THE PROBLEM: Present the following data again exactly as it is shown.
-------- DATA TO PROCESS
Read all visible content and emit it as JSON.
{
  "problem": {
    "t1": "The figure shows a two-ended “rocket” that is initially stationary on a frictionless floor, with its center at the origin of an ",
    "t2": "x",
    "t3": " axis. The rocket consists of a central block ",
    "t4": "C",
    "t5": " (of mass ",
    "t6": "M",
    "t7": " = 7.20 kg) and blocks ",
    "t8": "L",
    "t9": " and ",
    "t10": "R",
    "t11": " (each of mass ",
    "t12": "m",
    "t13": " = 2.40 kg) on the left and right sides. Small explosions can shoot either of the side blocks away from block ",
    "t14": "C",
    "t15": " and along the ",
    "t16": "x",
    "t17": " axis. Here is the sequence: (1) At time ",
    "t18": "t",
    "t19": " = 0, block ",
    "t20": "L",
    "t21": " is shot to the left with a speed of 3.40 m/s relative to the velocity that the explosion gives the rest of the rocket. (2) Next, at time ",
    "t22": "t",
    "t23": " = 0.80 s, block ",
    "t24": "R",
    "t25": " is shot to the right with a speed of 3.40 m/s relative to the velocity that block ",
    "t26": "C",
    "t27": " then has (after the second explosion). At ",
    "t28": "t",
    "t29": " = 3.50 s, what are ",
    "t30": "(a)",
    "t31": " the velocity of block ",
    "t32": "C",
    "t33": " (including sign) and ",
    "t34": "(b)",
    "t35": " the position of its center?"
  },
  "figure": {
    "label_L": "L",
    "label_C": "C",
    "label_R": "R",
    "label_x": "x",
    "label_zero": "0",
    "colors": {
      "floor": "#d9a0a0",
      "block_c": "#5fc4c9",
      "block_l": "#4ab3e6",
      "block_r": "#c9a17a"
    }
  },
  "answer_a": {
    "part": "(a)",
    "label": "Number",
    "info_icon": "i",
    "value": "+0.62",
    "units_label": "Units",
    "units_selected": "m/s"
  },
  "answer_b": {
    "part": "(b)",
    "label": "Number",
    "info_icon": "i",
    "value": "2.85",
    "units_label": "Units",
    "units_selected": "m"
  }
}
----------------
RESULT:
Read all visible content and emit it as JSON.
{
  "problem": {
    "t1": "The figure shows a two-ended “rocket” that is initially stationary on a frictionless floor, with its center at the origin of an ",
    "t2": "x",
    "t3": " axis. The rocket consists of a central block ",
    "t4": "C",
    "t5": " (of mass ",
    "t6": "M",
    "t7": " = 7.20 kg) and blocks ",
    "t8": "L",
    "t9": " and ",
    "t10": "R",
    "t11": " (each of mass ",
    "t12": "m",
    "t13": " = 2.40 kg) on the left and right sides. Small explosions can shoot either of the side blocks away from block ",
    "t14": "C",
    "t15": " and along the ",
    "t16": "x",
    "t17": " axis. Here is the sequence: (1) At time ",
    "t18": "t",
    "t19": " = 0, block ",
    "t20": "L",
    "t21": " is shot to the left with a speed of 3.40 m/s relative to the velocity that the explosion gives the rest of the rocket. (2) Next, at time ",
    "t22": "t",
    "t23": " = 0.80 s, block ",
    "t24": "R",
    "t25": " is shot to the right with a speed of 3.40 m/s relative to the velocity that block ",
    "t26": "C",
    "t27": " then has (after the second explosion). At ",
    "t28": "t",
    "t29": " = 3.50 s, what are ",
    "t30": "(a)",
    "t31": " the velocity of block ",
    "t32": "C",
    "t33": " (including sign) and ",
    "t34": "(b)",
    "t35": " the position of its center?"
  },
  "figure": {
    "label_L": "L",
    "label_C": "C",
    "label_R": "R",
    "label_x": "x",
    "label_zero": "0",
    "colors": {
      "floor": "#d9a0a0",
      "block_c": "#5fc4c9",
      "block_l": "#4ab3e6",
      "block_r": "#c9a17a"
    }
  },
  "answer_a": {
    "part": "(a)",
    "label": "Number",
    "info_icon": "i",
    "value": "+0.62",
    "units_label": "Units",
    "units_selected": "m/s"
  },
  "answer_b": {
    "part": "(b)",
    "label": "Number",
    "info_icon": "i",
    "value": "2.85",
    "units_label": "Units",
    "units_selected": "m"
  }
}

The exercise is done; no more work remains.